Crowder, like a number of players I have spoken to about this particular subject, is not a fan of the league releasing the information.
And his reasoning, like his NBA brethren, is simple.
There’s no recourse relative to that particular game if the officials in fact got a call wrong.
So for their purposes, the transparency that the league is seeking, while just, doesn’t do them a damn bit of good when it comes to what matters most to them. Which is wins and losses.
“It’s over now. It’s too late to confirm it now,” said Smart who told media following the loss that the steal was clean. “The game is over with. It is what it is; on to the next game now.”
Smart added that having the league confirm the call was wrong is frustrating.
“They come back and tell you they miss the call, but it’s over now,” Smart said. “We’re on to the next game. It’s like they shouldn’t even said it. But I understand it; they’re trying to take responsibility and show they made a bad call. We appreciate it but at that time as a player it’s frustrating. That possibly could have won us the game.”
But as Smart, coach Brad Stevens and other players asked about it mentioned, Boston made so many mistakes against the Blazers and played so uncharacteristically for long stretches that it would be unfair and just not right to pin the game’s outcome on one bad call late in the game.
“It happens,” said Stevens who added that he’s never read a two-minute report other than what he has seen published by the media. “There were plenty of things we could have done better.”
That blown call didn’t cost the Boston Celtics the game.
Their play did.
The Celtics turned the ball over 21 times that led to 34 points, both season highs.
They couldn’t contain C.J. McCollum and Damian Lillard, two of the league’s most explosive guards who combined for 63 points on 20-for-42 shooting.

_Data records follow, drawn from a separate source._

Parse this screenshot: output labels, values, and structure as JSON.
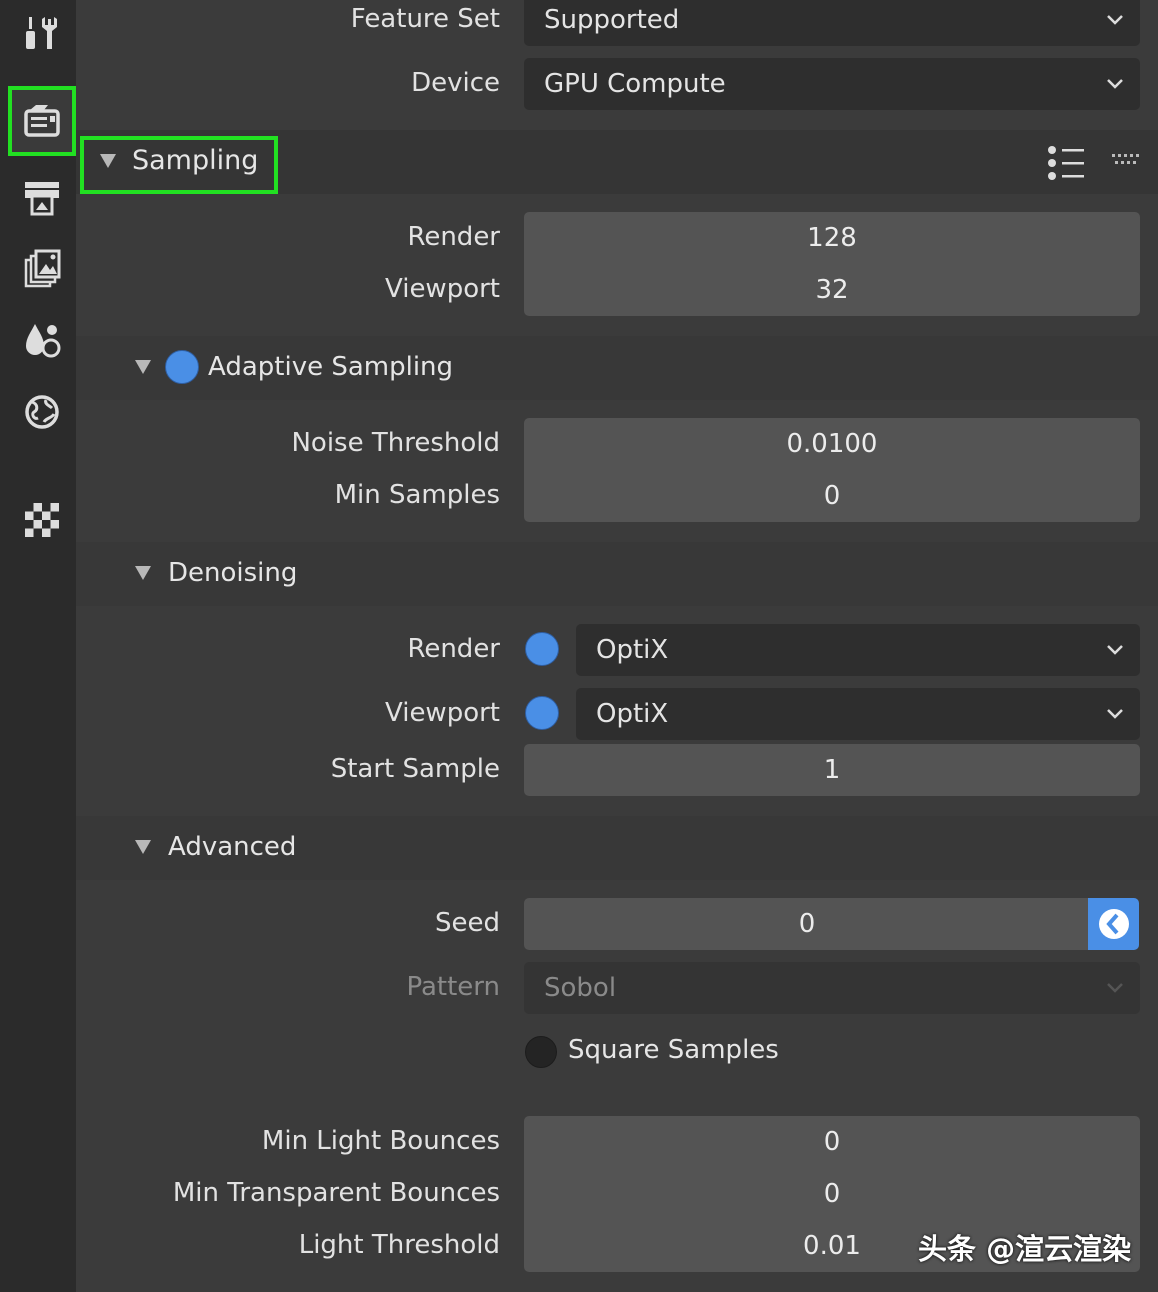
{
  "sidebar": {
    "tabs": [
      {
        "name": "tool-tab",
        "icon": "tool-icon"
      },
      {
        "name": "render-tab",
        "icon": "render-camera-icon",
        "active": true
      },
      {
        "name": "output-tab",
        "icon": "printer-icon"
      },
      {
        "name": "view-layer-tab",
        "icon": "image-stack-icon"
      },
      {
        "name": "scene-tab",
        "icon": "scene-icon"
      },
      {
        "name": "world-tab",
        "icon": "world-icon"
      },
      {
        "name": "texture-tab",
        "icon": "checker-icon"
      }
    ]
  },
  "top": {
    "feature_set_label": "Feature Set",
    "feature_set_value": "Supported",
    "device_label": "Device",
    "device_value": "GPU Compute"
  },
  "sampling": {
    "title": "Sampling",
    "render_label": "Render",
    "render_value": "128",
    "viewport_label": "Viewport",
    "viewport_value": "32"
  },
  "adaptive": {
    "title": "Adaptive Sampling",
    "enabled": true,
    "noise_label": "Noise Threshold",
    "noise_value": "0.0100",
    "min_samples_label": "Min Samples",
    "min_samples_value": "0"
  },
  "denoising": {
    "title": "Denoising",
    "render_label": "Render",
    "render_value": "OptiX",
    "viewport_label": "Viewport",
    "viewport_value": "OptiX",
    "start_sample_label": "Start Sample",
    "start_sample_value": "1"
  },
  "advanced": {
    "title": "Advanced",
    "seed_label": "Seed",
    "seed_value": "0",
    "pattern_label": "Pattern",
    "pattern_value": "Sobol",
    "square_samples_label": "Square Samples",
    "square_samples_checked": false,
    "min_light_label": "Min Light Bounces",
    "min_light_value": "0",
    "min_transparent_label": "Min Transparent Bounces",
    "min_transparent_value": "0",
    "light_threshold_label": "Light Threshold",
    "light_threshold_value": "0.01"
  },
  "watermark": "头条 @渲云渲染",
  "colors": {
    "accent_blue": "#4a8fe6",
    "highlight_green": "#22e022",
    "panel_bg": "#3b3b3b",
    "field_bg": "#545454"
  }
}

Boston allowed Myers Leonard to score a season-high 17 points.
Certainly the bad call against Smart was a factor.
But it would not have been an issue if the Celtics had done a better job of controlling the things they could have controlled, like defending shooters better, making smarter decisions when it came to passing the ball and maybe most significant, play with a higher, more consistent level of aggression around the rim.
WALTHAM -- The team flight to Washington for tomorrow night's game against the Wizards will be a little lighter than the Celtics would like.
Boston continues to be cautious with Avery Bradley and his right Achilles strain injury. Coach Brad Stevens confirmed that the 6-foot-2 guard won't travel and will sit out for the seventh time in the last eight games.
Stevens added he didn't anticipate Bradley returning to the court anytime this week, which means he's likely not to return until next week's game against Detroit on Jan. 30.
Bradley won’t be the only Celtic not making the trip for health-related reasons. Gerald Green and Demetrius Jackson are both not traveling due to sickness.
However, the Celtics did get a bit of good news on the health front. Jonas Jerebko and Tyler Zeller, both having missed games with sickness, will take the trip to D.C. with the rest of their teammates.